Embodying the traditional masculine ideal of the hard working family man Ferguson, and male provider Riley, Manuel talked about feeling controlled and forced to work long hours with little pay. In this state of transition, he was travelling a path prescribed by his situation and did not know where it would lead. The reaggregation, incorporation or post-liminal rite is the ultimate end point in the rite of passage. While we recognise that all participants may reach this, some seemed to already have moved to a reaggregation state.

One participant noted that the nature of his work and life experience had prepared him to adapt to austerity. Derek, a year-old self-employed carpenter with two other part-time businesses described how the ups and downs of his working life have equipped him to be both adaptable and to turn his hand to different jobs:. Derek, 64, UK, self-employed carpenter.
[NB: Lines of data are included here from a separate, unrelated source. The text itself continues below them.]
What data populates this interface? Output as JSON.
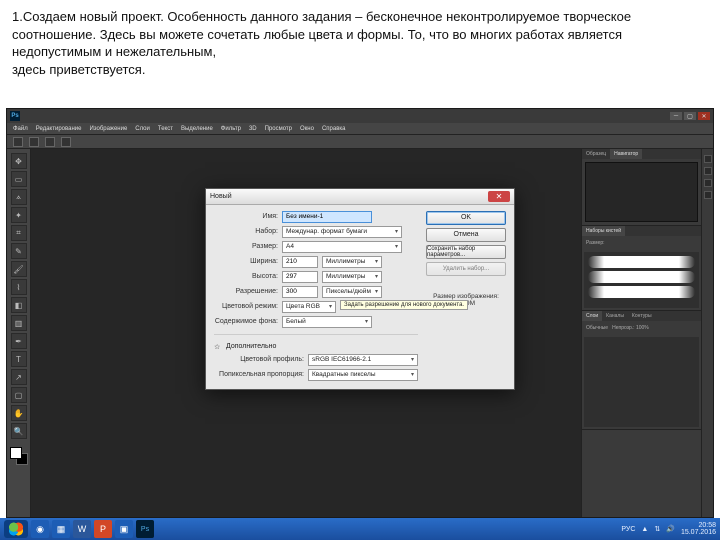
{
  "caption": "1.Создаем новый проект. Особенность данного задания – бесконечное  неконтролируемое творческое  соотношение. Здесь вы можете сочетать любые цвета и формы. То, что во многих работах является недопустимым и нежелательным,\nздесь приветствуется.",
  "ps": {
    "logo": "Ps",
    "menus": [
      "Файл",
      "Редактирование",
      "Изображение",
      "Слои",
      "Текст",
      "Выделение",
      "Фильтр",
      "3D",
      "Просмотр",
      "Окно",
      "Справка"
    ]
  },
  "panels": {
    "nav": {
      "tabs": [
        "Образец",
        "Навигатор"
      ],
      "active": 1
    },
    "brush": {
      "tabs": [
        "Наборы кистей"
      ],
      "label": "Размер:"
    },
    "layers": {
      "tabs": [
        "Слои",
        "Каналы",
        "Контуры"
      ],
      "mode": "Обычные",
      "opacity": "Непрозр.: 100%"
    }
  },
  "dialog": {
    "title": "Новый",
    "name_label": "Имя:",
    "name_value": "Без имени-1",
    "preset_label": "Набор:",
    "preset_value": "Междунар. формат бумаги",
    "size_label": "Размер:",
    "size_value": "A4",
    "width_label": "Ширина:",
    "width_value": "210",
    "height_label": "Высота:",
    "height_value": "297",
    "unit_mm": "Миллиметры",
    "res_label": "Разрешение:",
    "res_value": "300",
    "res_unit": "Пикселы/дюйм",
    "mode_label": "Цветовой режим:",
    "mode_value": "Цвета RGB",
    "bg_label": "Содержимое фона:",
    "bg_value": "Белый",
    "adv_label": "Дополнительно",
    "profile_label": "Цветовой профиль:",
    "profile_value": "sRGB IEC61966-2.1",
    "aspect_label": "Попиксельная пропорция:",
    "aspect_value": "Квадратные пикселы",
    "tooltip": "Задать разрешение для нового документа.",
    "btn_ok": "OK",
    "btn_cancel": "Отмена",
    "btn_save": "Сохранить набор параметров...",
    "btn_del": "Удалить набор...",
    "filesize_label": "Размер изображения:",
    "filesize_value": "24,9M"
  },
  "taskbar": {
    "lang": "РУС",
    "time": "20:58",
    "date": "15.07.2016"
  }
}
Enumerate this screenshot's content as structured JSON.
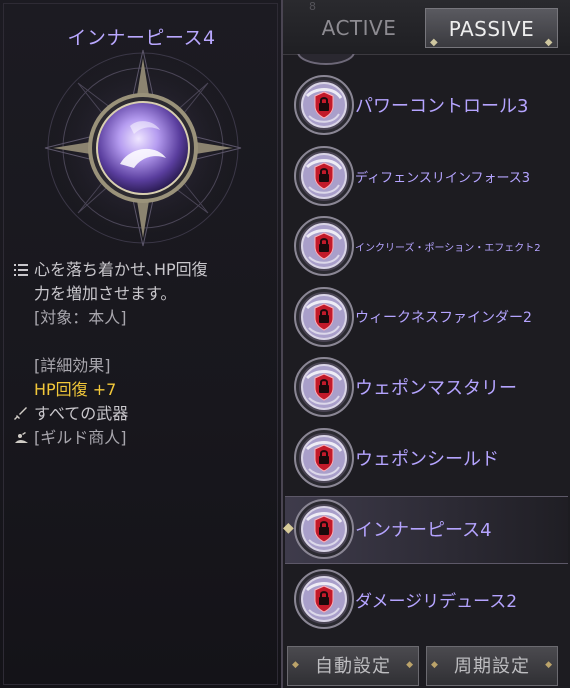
{
  "detail": {
    "title": "インナーピース4",
    "description_line1": "心を落ち着かせ､HP回復",
    "description_line2": "力を増加させます。",
    "target": "[対象：本人]",
    "detail_header": "[詳細効果]",
    "effect": "HP回復 +7",
    "weapon": "すべての武器",
    "source": "[ギルド商人]"
  },
  "tabs": {
    "active_label": "ACTIVE",
    "passive_label": "PASSIVE"
  },
  "list": {
    "top_number": "8",
    "items": [
      {
        "label": "パワーコントロール3",
        "size": 18
      },
      {
        "label": "ディフェンスリインフォース3",
        "size": 13
      },
      {
        "label": "インクリーズ・ポーション・エフェクト2",
        "size": 10
      },
      {
        "label": "ウィークネスファインダー2",
        "size": 14
      },
      {
        "label": "ウェポンマスタリー",
        "size": 18
      },
      {
        "label": "ウェポンシールド",
        "size": 18
      },
      {
        "label": "インナーピース4",
        "size": 18
      },
      {
        "label": "ダメージリデュース2",
        "size": 17
      }
    ],
    "selected_index": 6
  },
  "buttons": {
    "auto_label": "自動設定",
    "cycle_label": "周期設定"
  },
  "colors": {
    "title": "#b9a7ff",
    "item_label": "#b5a4ff",
    "effect": "#f2c83a",
    "lock": "#c21a2a"
  }
}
Not only was Derek versatile in his ability to manage these troughs through several sources of income but he was prepared to continue to work part-time beyond conventional retirement age. He displayed adaptation and creativity Keating et al.

It may be that having been through previous rites of passage he was able to adapt, envisioning his future with equanimity. Others appeared to have learned, accepted and adapted to their changed circumstances and in some cases this had been life changing in a positive way. David was a year-old former businessman who decided to return to full-time study at the height of the recession in Ireland. Single-minded about his decision, he still felt the responsibility of being a parent to his adult daughters.

He emphasised that he was optimistic about his future career options and anticipated many working years ahead:. David, 60, Irish, mature student. David travelled through the separation from his previous life as a business man and the liminal stage of being a mature student and was now envisaging his next step.